Landlord evicts woman after hidden camera shows his handyman friend entered her room

A "horrified" renter was evicted from her Auckland home of almost ten years for trespassing her landlord's handyman friend for entering her bedroom without consent.

The 37-year-old renter, who wished to remain anonymous, told Newshub she was forced to take her landlord to the Tenancy Tribunal in December after he gave her notice to leave. 

The woman was renting one of three flats in Otahuhu, Auckland, when her bathroom needed to be refurbished in November 2019.

The landlord, who lived in one of the adjoining flats, enlisted the help of his tradesman friend who had done work around the properties for the last twenty years.

Because the water in the flat was temporarily disconnected, the woman left for a few days when her security camera caught him entering her bedroom.

The tenant trespassed the tradesman but he re-entered the property. When the woman brought it up with her landlord he moved to evict her after eight-and-a-half years at the property.

"My landlord said that he had known the guy for 35 years and I was forcing my landlord to choose between us, so he gave me just under 90 days’ notice to move out - and also gave me notice of a rent increase. Rent would be more-than-tripled."

The tenant said she was "was surprised, even horrified" that she was being evicted as she had been nothing but a good tenant and given the handyman's "invasive" actions.

She said she had always had reservations about the character of the handyman but had allowed him to carry out the work as the landlord had insisted.

"I mentioned to my landlord years ago that I thought the guy was a bit off," she said. 

"The handyman was around the property, as he so often was, not inside my flat though, and I walked out my front door with a bag of rubbish to take to the wheelie bin. And he called out from behind me, "Aren't you a good little girl doing chores." I turned around and looked at him and said "what?" And he actually repeated it."

She said while previous interactions had left her "uncomfortable", they had never been bad enough to do anything about. 

Her concerns about the man led her to set up the security camera in her bedroom but she never expected him to go in.

At the court hearing, which both the landlord and tenant attended, the tradesman claimed he went into the room to look out the window.

"He had heard some ducks quacking excitedly and he wondered what was chasing them," he claimed, according to the Tribunal decision.

But the tenant told Newshub she wasn't sure about that explanation.

"I saw a photo flash up on my cell phone of him a few seconds after walking in. It is hard to say for sure what he is doing." 

She said while he was in her room, "He was looking very much down and happened to be standing right in front of my dirty laundry basket. He wasn't standing by the window."

The renter said she called on professional advice and decided to trespass the man from her property. "I thought it was only reasonable, I wanted him out of my home," she said. 

She called issued him a verbal trespass over a phone call, he said he accepted the trespass notice and left the property.

In the tribunal hearing, the landlord said that the tenant had never stated the handyman could not enter her bedroom. There were no exclusions of "where we could go".
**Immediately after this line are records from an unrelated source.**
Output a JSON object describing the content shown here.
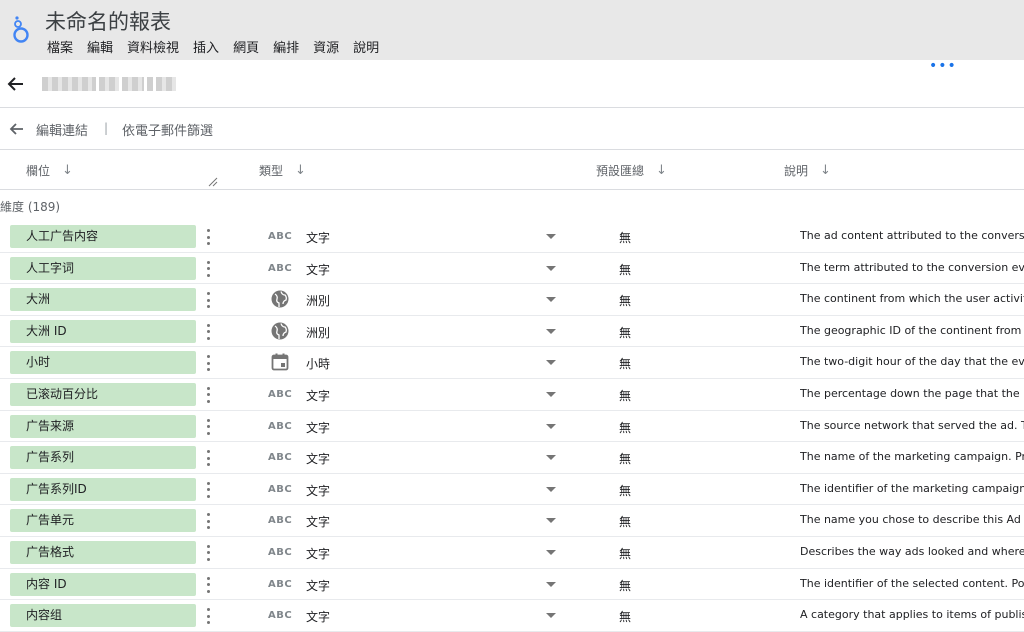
{
  "app": {
    "title": "未命名的報表",
    "menu": [
      "檔案",
      "編輯",
      "資料檢視",
      "插入",
      "網頁",
      "編排",
      "資源",
      "說明"
    ]
  },
  "subbar": {
    "more": "•••"
  },
  "linkbar": {
    "edit_connection": "編輯連結",
    "separator": "|",
    "filter_by_email": "依電子郵件篩選"
  },
  "table": {
    "headers": {
      "field": "欄位",
      "type": "類型",
      "default_agg": "預設匯總",
      "description": "說明",
      "sort_arrow": "↓"
    },
    "dimension_count": "維度 (189)",
    "rows": [
      {
        "field": "人工广告内容",
        "type_icon": "abc",
        "type": "文字",
        "agg": "無",
        "desc": "The ad content attributed to the conversion"
      },
      {
        "field": "人工字词",
        "type_icon": "abc",
        "type": "文字",
        "agg": "無",
        "desc": "The term attributed to the conversion event"
      },
      {
        "field": "大洲",
        "type_icon": "globe",
        "type": "洲別",
        "agg": "無",
        "desc": "The continent from which the user activity"
      },
      {
        "field": "大洲 ID",
        "type_icon": "globe",
        "type": "洲別",
        "agg": "無",
        "desc": "The geographic ID of the continent from wh"
      },
      {
        "field": "小时",
        "type_icon": "calendar",
        "type": "小時",
        "agg": "無",
        "desc": "The two-digit hour of the day that the event"
      },
      {
        "field": "已滚动百分比",
        "type_icon": "abc",
        "type": "文字",
        "agg": "無",
        "desc": "The percentage down the page that the use"
      },
      {
        "field": "广告来源",
        "type_icon": "abc",
        "type": "文字",
        "agg": "無",
        "desc": "The source network that served the ad. Typ"
      },
      {
        "field": "广告系列",
        "type_icon": "abc",
        "type": "文字",
        "agg": "無",
        "desc": "The name of the marketing campaign. Pres"
      },
      {
        "field": "广告系列ID",
        "type_icon": "abc",
        "type": "文字",
        "agg": "無",
        "desc": "The identifier of the marketing campaign. F"
      },
      {
        "field": "广告单元",
        "type_icon": "abc",
        "type": "文字",
        "agg": "無",
        "desc": "The name you chose to describe this Ad ur"
      },
      {
        "field": "广告格式",
        "type_icon": "abc",
        "type": "文字",
        "agg": "無",
        "desc": "Describes the way ads looked and where th"
      },
      {
        "field": "内容 ID",
        "type_icon": "abc",
        "type": "文字",
        "agg": "無",
        "desc": "The identifier of the selected content. Popu"
      },
      {
        "field": "内容组",
        "type_icon": "abc",
        "type": "文字",
        "agg": "無",
        "desc": "A category that applies to items of publish"
      }
    ]
  },
  "colors": {
    "chip": "#c8e6c9",
    "accent": "#1a73e8",
    "topbar": "#e8e8e8"
  },
  "icons": {
    "abc_text": "ABC"
  }
}
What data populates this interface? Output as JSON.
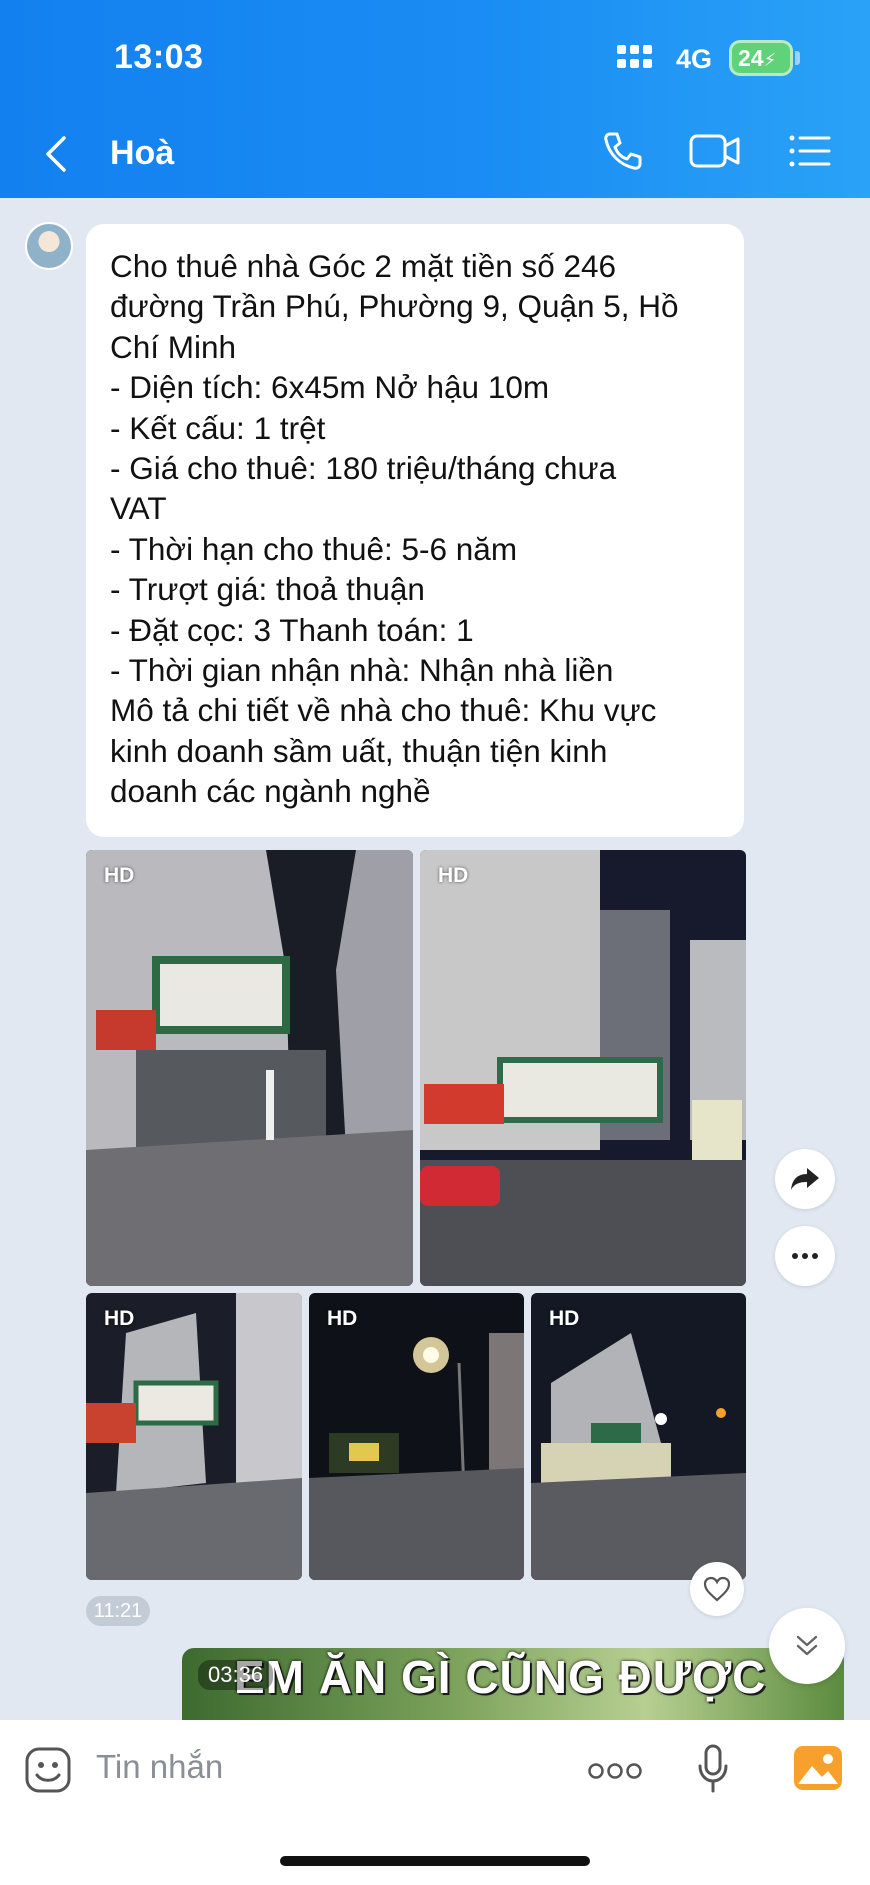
{
  "status_bar": {
    "time": "13:03",
    "network": "4G",
    "battery": "24"
  },
  "header": {
    "title": "Hoà",
    "back_icon": "chevron-left-icon",
    "actions": [
      "phone-icon",
      "video-call-icon",
      "menu-list-icon"
    ]
  },
  "message": {
    "text": "Cho thuê nhà Góc 2 mặt tiền số 246\nđường Trần Phú, Phường 9, Quận 5, Hồ\nChí Minh\n- Diện tích: 6x45m Nở hậu 10m\n- Kết cấu: 1 trệt\n- Giá cho thuê: 180 triệu/tháng chưa\nVAT\n- Thời hạn cho thuê: 5-6 năm\n- Trượt giá: thoả thuận\n- Đặt cọc: 3 Thanh toán: 1\n- Thời gian nhận nhà: Nhận nhà liền\nMô tả chi tiết về nhà cho thuê: Khu vực\nkinh doanh sầm uất, thuận tiện kinh\ndoanh các ngành nghề",
    "time": "11:21"
  },
  "photos": [
    {
      "badge": "HD",
      "scene": "corner-building-night"
    },
    {
      "badge": "HD",
      "scene": "tall-building-street-night"
    },
    {
      "badge": "HD",
      "scene": "building-side-night"
    },
    {
      "badge": "HD",
      "scene": "street-lamp-night"
    },
    {
      "badge": "HD",
      "scene": "street-corner-night"
    }
  ],
  "video": {
    "duration": "03:36",
    "caption": "EM ĂN GÌ CŨNG ĐƯỢC"
  },
  "input": {
    "placeholder": "Tin nhắn"
  },
  "colors": {
    "header": "#1a8cf3",
    "background": "#e2e8f1",
    "battery": "#5fd27a"
  }
}
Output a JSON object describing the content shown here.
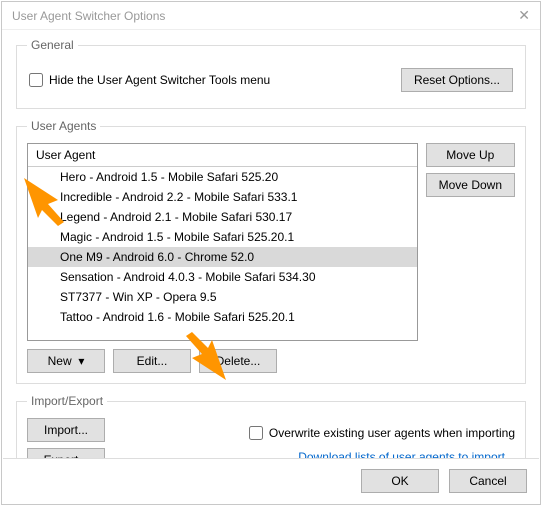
{
  "window": {
    "title": "User Agent Switcher Options"
  },
  "general": {
    "legend": "General",
    "hide_menu_label": "Hide the User Agent Switcher Tools menu",
    "reset_label": "Reset Options..."
  },
  "user_agents": {
    "legend": "User Agents",
    "header": "User Agent",
    "items": [
      {
        "label": "Hero - Android 1.5 - Mobile Safari 525.20",
        "selected": false
      },
      {
        "label": "Incredible - Android 2.2 - Mobile Safari 533.1",
        "selected": false
      },
      {
        "label": "Legend - Android 2.1 - Mobile Safari 530.17",
        "selected": false
      },
      {
        "label": "Magic - Android 1.5 - Mobile Safari 525.20.1",
        "selected": false
      },
      {
        "label": "One M9 - Android 6.0 - Chrome 52.0",
        "selected": true
      },
      {
        "label": "Sensation - Android 4.0.3 - Mobile Safari 534.30",
        "selected": false
      },
      {
        "label": "ST7377 - Win XP - Opera 9.5",
        "selected": false
      },
      {
        "label": "Tattoo - Android 1.6 - Mobile Safari 525.20.1",
        "selected": false
      }
    ],
    "move_up": "Move Up",
    "move_down": "Move Down",
    "new": "New",
    "edit": "Edit...",
    "delete": "Delete..."
  },
  "import_export": {
    "legend": "Import/Export",
    "import": "Import...",
    "export": "Export...",
    "overwrite_label": "Overwrite existing user agents when importing",
    "download_link": "Download lists of user agents to import..."
  },
  "footer": {
    "ok": "OK",
    "cancel": "Cancel"
  }
}
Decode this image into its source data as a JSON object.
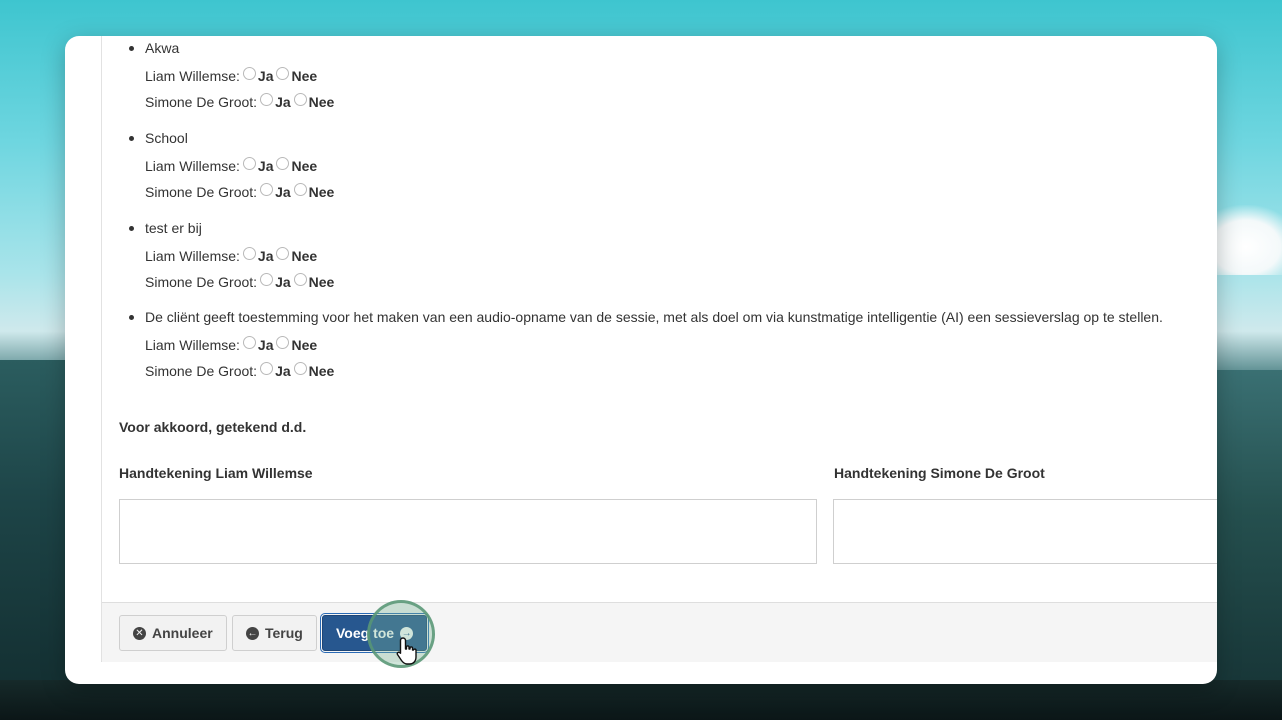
{
  "consent_items": [
    {
      "title": "Akwa",
      "answers": [
        {
          "person": "Liam Willemse:",
          "yes": "Ja",
          "no": "Nee"
        },
        {
          "person": "Simone De Groot:",
          "yes": "Ja",
          "no": "Nee"
        }
      ]
    },
    {
      "title": "School",
      "answers": [
        {
          "person": "Liam Willemse:",
          "yes": "Ja",
          "no": "Nee"
        },
        {
          "person": "Simone De Groot:",
          "yes": "Ja",
          "no": "Nee"
        }
      ]
    },
    {
      "title": "test er bij",
      "answers": [
        {
          "person": "Liam Willemse:",
          "yes": "Ja",
          "no": "Nee"
        },
        {
          "person": "Simone De Groot:",
          "yes": "Ja",
          "no": "Nee"
        }
      ]
    },
    {
      "title": "De cliënt geeft toestemming voor het maken van een audio-opname van de sessie, met als doel om via kunstmatige intelligentie (AI) een sessieverslag op te stellen.",
      "answers": [
        {
          "person": "Liam Willemse:",
          "yes": "Ja",
          "no": "Nee"
        },
        {
          "person": "Simone De Groot:",
          "yes": "Ja",
          "no": "Nee"
        }
      ]
    }
  ],
  "agreement_label": "Voor akkoord, getekend d.d.",
  "signatures": {
    "left_label": "Handtekening Liam Willemse",
    "right_label": "Handtekening Simone De Groot"
  },
  "footer": {
    "cancel_label": "Annuleer",
    "back_label": "Terug",
    "add_label": "Voeg toe"
  },
  "icons": {
    "cancel": "times-circle-icon",
    "back": "arrow-circle-left-icon",
    "add": "arrow-circle-right-icon"
  },
  "colors": {
    "primary_button": "#27578f",
    "click_highlight": "#5a9676"
  }
}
He branded the tenant's response as "ridiculous" and opted to stick by his friend rather than his longterm tenant. 

In a recorded telephone call the landlord is heard threatening to evict the tenant. "If [the tradesman] isn’t allowed back in the flat...I will give you notice," he said. The tenant chose to stick by her decision.

On November 12 the landlord gave the tenant a notice ending the tenancy on February 9th 2020.

He claimed in court that he gave the tenant notice because she had been abusive to him although the court found "no sense that any abusiveness was at a level that would have made it the only reason for issuing a notice to quit."

The tenant told Newshub "I had recorded my phone conversations with the landlord and was able to prove he was lying."

The tenancy tribunal ruled with the tenant that the notice was given in retaliation.

The landlord was ordered to pay exemplary damages of $1000, a quarter of the maximum payment, along with $500 for emotional harm.

The tenant has now moved to Waikato.